U.S. Secretary of State John Kerry called on the government of South Sudan Thursday to take "bold steps" to end the conflict that has brought the country to the edge of famine and forced more than a million people from their homes.
Speaking at a meeting with South Sudanese Minister in the Office of the President, Awan Riak, Kerry "raised the need for the Government of South Sudan immediately to stop the fighting, provide full humanitarian access, and cease harassment and threats against the UN Mission in South Sudan (UNMISS)," the U.S. State Department
Kerry also urged South Sudan’s leaders to "prioritize the interests of the South Sudanese people over their own personal or ethnic interests."
A sick displaced man lies asleep on a bed while a mother bathes her son and keeps an eye on her other child in the United Nations camp in Juba, South Sudan, Feb. 12, 2014.
"The United States will continue to stand with the people of South Sudan and with those who take the courageous - and necessary - steps to bring peace, stability and good governance to South Sudan, so that its people can return to their livelihoods and its economy can flourish. But we will not stand by while the hopes of a nation are held hostage to short-sighted and destructive actors," the State Department quoted Kerry.
The two men met days after President Barack Obama signed an executive order, clearing the way for targeted sanctions to be imposed on anyone who fuels the conflict in South Sudan, obstructs the slow-moving peace process or commits rights abuses in the young country.
The State Department did not say if Kerry and Riak discussed the U.S. sanctions, but the South Sudanese minister talked to South Sudan in Focus
on Wednesday after a panel discussion at the Center for Strategic and International Studies (CSIS). Riak said that his government was not worried by the threat of sanctions because it has been working to restore peace, not stoking violence.
Riak told the audience at CSIS that South Sudanese President Salva Kiir is drawing up a roadmap to take South Sudan back to peace and stability.
Among the cornerstones of the roadmap are a cessation of hostilities and the convening of a national dialogue that will include all South Sudanese.

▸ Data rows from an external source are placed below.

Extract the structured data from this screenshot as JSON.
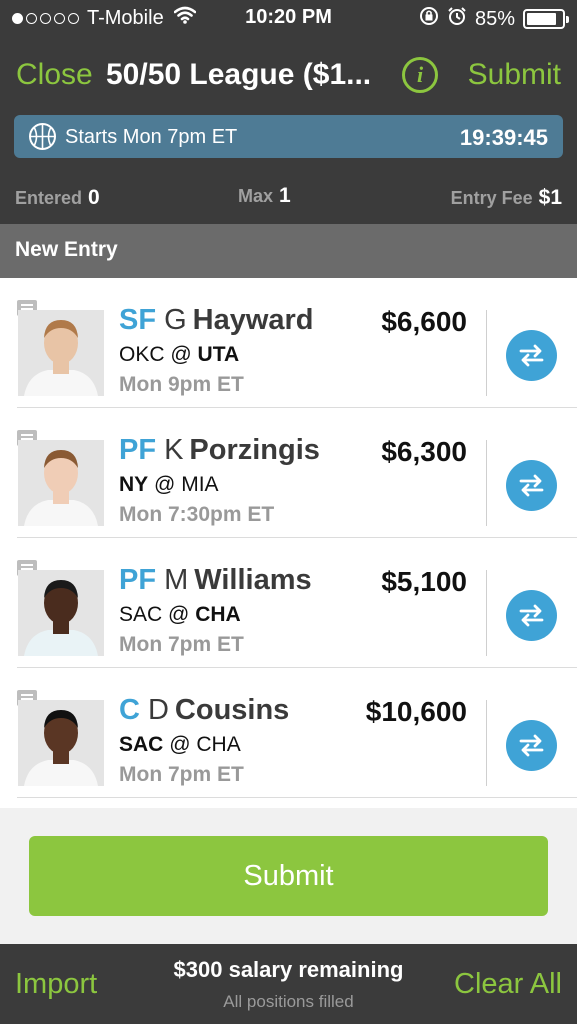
{
  "status_bar": {
    "carrier": "T-Mobile",
    "time": "10:20 PM",
    "battery": "85%",
    "battery_level": 0.85,
    "signal_bars": 1
  },
  "nav": {
    "close_label": "Close",
    "title": "50/50 League ($1...",
    "info_label": "i",
    "submit_label": "Submit"
  },
  "banner": {
    "start_text": "Starts Mon 7pm ET",
    "countdown": "19:39:45"
  },
  "contest": {
    "entered_label": "Entered",
    "entered_value": "0",
    "max_label": "Max",
    "max_value": "1",
    "fee_label": "Entry Fee",
    "fee_value": "$1"
  },
  "section": {
    "title": "New Entry"
  },
  "players": [
    {
      "pos": "SF",
      "first": "G",
      "last": "Hayward",
      "away": "OKC",
      "at": "@",
      "home": "UTA",
      "bold_team": "home",
      "time": "Mon 9pm ET",
      "salary": "$6,600",
      "skin": "#e8c4a6",
      "hair": "#b07a4a",
      "jersey": "#f7f7f7"
    },
    {
      "pos": "PF",
      "first": "K",
      "last": "Porzingis",
      "away": "NY",
      "at": "@",
      "home": "MIA",
      "bold_team": "away",
      "time": "Mon 7:30pm ET",
      "salary": "$6,300",
      "skin": "#f0cdb6",
      "hair": "#8a5a34",
      "jersey": "#f7f7f7"
    },
    {
      "pos": "PF",
      "first": "M",
      "last": "Williams",
      "away": "SAC",
      "at": "@",
      "home": "CHA",
      "bold_team": "home",
      "time": "Mon 7pm ET",
      "salary": "$5,100",
      "skin": "#4a2c1e",
      "hair": "#1a1a1a",
      "jersey": "#e9f3f6"
    },
    {
      "pos": "C",
      "first": "D",
      "last": "Cousins",
      "away": "SAC",
      "at": "@",
      "home": "CHA",
      "bold_team": "away",
      "time": "Mon 7pm ET",
      "salary": "$10,600",
      "skin": "#5a3624",
      "hair": "#111111",
      "jersey": "#f7f7f7"
    }
  ],
  "actions": {
    "submit_label": "Submit",
    "import_label": "Import",
    "salary_text": "$300 salary remaining",
    "filled_text": "All positions filled",
    "clear_label": "Clear All"
  },
  "colors": {
    "accent_green": "#8cc63f",
    "position_blue": "#3fa3d6",
    "bar_dark": "#3b3b3b",
    "banner_blue": "#4e7b95"
  }
}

Both proposed messures are among the "bold moves" Kerry said the United States was looking for in South Sudan.
In a somewhat rambling speech, Riak also said the outbreak of fighting on December 15 took the government by surprise.
“We never expected that we would use the language of guns again," he said.

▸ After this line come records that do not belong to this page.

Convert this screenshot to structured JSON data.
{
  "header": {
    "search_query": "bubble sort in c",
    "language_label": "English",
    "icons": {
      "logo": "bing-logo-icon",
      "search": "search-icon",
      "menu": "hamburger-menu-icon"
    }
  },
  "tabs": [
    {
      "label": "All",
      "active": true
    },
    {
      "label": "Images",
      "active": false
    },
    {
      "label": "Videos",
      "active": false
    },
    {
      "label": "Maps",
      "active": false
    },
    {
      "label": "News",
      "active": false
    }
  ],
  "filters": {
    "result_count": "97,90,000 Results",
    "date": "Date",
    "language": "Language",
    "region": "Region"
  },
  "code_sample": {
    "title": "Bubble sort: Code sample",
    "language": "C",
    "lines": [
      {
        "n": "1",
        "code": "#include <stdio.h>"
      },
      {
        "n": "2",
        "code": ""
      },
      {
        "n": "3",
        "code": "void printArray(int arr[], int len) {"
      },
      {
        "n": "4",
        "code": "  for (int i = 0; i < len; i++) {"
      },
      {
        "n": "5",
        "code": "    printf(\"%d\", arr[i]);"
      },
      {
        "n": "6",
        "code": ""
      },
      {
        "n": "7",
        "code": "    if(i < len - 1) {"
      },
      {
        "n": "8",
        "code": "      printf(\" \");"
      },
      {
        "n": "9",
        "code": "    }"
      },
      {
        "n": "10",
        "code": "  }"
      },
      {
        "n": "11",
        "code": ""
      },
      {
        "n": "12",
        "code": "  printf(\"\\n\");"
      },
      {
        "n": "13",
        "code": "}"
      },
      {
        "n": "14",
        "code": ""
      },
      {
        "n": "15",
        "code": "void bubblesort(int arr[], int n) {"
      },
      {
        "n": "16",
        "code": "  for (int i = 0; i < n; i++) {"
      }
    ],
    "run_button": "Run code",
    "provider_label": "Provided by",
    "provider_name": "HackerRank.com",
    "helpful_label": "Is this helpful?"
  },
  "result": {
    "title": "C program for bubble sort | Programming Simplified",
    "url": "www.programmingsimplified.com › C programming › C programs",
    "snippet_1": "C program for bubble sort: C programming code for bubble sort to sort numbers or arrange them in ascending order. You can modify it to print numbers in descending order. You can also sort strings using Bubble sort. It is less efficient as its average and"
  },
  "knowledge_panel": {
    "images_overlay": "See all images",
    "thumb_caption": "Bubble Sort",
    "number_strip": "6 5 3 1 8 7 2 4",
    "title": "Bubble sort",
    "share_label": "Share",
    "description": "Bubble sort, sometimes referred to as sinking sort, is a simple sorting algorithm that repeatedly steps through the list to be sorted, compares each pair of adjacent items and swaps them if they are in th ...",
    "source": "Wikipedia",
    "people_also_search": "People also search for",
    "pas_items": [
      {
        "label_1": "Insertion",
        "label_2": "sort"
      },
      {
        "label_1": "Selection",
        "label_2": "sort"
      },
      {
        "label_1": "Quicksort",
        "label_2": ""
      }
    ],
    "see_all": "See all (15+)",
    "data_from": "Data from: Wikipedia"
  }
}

He never directly mentioned the possibility of the United States imposing sanctions on South Sudanese leaders, but he did say that South Sudan needs U.S. support, not punishment.
We never expected that we would use the language of guns again.

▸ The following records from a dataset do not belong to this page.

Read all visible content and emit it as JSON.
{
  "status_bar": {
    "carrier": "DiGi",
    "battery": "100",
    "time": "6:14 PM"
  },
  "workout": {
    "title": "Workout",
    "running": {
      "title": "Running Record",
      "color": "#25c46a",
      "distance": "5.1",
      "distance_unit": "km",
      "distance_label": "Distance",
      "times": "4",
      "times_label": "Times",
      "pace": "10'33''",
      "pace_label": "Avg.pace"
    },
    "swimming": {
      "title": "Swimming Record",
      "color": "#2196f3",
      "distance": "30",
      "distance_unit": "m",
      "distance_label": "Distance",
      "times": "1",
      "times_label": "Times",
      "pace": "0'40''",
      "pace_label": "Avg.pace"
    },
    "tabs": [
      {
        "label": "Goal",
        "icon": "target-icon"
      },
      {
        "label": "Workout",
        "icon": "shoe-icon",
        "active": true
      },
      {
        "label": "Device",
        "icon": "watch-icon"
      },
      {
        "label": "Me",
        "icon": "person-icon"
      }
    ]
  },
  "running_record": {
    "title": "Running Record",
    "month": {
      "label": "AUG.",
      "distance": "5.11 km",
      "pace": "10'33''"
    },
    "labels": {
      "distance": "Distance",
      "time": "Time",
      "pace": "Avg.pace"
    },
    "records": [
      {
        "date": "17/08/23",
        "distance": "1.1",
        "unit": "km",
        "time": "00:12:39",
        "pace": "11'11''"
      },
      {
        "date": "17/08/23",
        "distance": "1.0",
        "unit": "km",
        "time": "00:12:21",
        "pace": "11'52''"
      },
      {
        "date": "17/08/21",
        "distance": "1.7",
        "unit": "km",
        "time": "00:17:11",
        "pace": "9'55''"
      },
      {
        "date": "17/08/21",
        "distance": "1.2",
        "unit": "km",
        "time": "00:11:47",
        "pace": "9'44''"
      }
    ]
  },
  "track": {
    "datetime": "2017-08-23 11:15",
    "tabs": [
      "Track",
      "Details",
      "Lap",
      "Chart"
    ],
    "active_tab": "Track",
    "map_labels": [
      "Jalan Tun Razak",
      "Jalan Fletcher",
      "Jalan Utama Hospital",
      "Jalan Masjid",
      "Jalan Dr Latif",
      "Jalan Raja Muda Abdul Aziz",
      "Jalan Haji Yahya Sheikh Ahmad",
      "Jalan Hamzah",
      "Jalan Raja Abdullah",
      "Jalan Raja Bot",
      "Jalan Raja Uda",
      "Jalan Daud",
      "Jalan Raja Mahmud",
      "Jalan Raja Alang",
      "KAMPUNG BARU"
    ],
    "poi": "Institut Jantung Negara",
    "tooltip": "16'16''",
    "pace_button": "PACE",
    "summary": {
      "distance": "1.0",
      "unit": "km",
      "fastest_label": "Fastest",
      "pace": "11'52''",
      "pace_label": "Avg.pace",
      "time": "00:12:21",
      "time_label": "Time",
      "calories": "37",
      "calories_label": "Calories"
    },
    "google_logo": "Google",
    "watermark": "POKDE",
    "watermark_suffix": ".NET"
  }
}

"I had a meeting with USAID and I mentioned that there is a need for the U.S. as a midwife of the birth of the country of South Sudan, not to abandon us at this time and say it is punishing (us)... If there is anything we need most, it is support, not just punishing us," he said.
Zach Vertin, a senior advisor to the U.S. Special Envoy to South Sudan and Sudan, and John Temin of the U.S. Institute of Peace jointly stressed the urgency of finding a solution to the crisis in South Sudan.
"We have heard in these past few days discussion of a possible famine in South Sudan, of 3.7 million people potentially at risk for starvation. At the same time we’re in the midst of a three-week break in negotiations in Addis on these issues," Temin said.
"I find that juxtaposition remarkable and sad," he said.
John Temin of the US Institute of Peace at the CSIS panel discussion on South Sudan, April 10, 2014 in Washington DC.
Temin also dismissed reports that life has returned to normal in parts of the country, including the capital, Juba.
"I think 70,000 people living in U.N. camps is far from normal," he said.
"I think that people from certain groups not feeling safe to walk the streets of the capital city... is not normal. I think having a large contingent of a neighboring country’s army on your land is not normal and I think that having over one million people displaced because of the violence is far from normal."
There is a need for the U.S. as a midwife of the birth of the country of South Sudan, not to abandon us at this time and say it is punishing (us).
"This is not a normal situation. It’s an extraordinary situation and an extraordinary situation requires a sense of urgency from all the parties, especially the protagonists who are doing the fighting. I’m not sure we’re seeing that sense of urgency right now," he said.
Vertin said the peace process -- which is on hold until the end of the month -- seems to be "stuck in tactics" and, echoing the words of Kerry, he called for "bold moves in Juba to unlock this situation."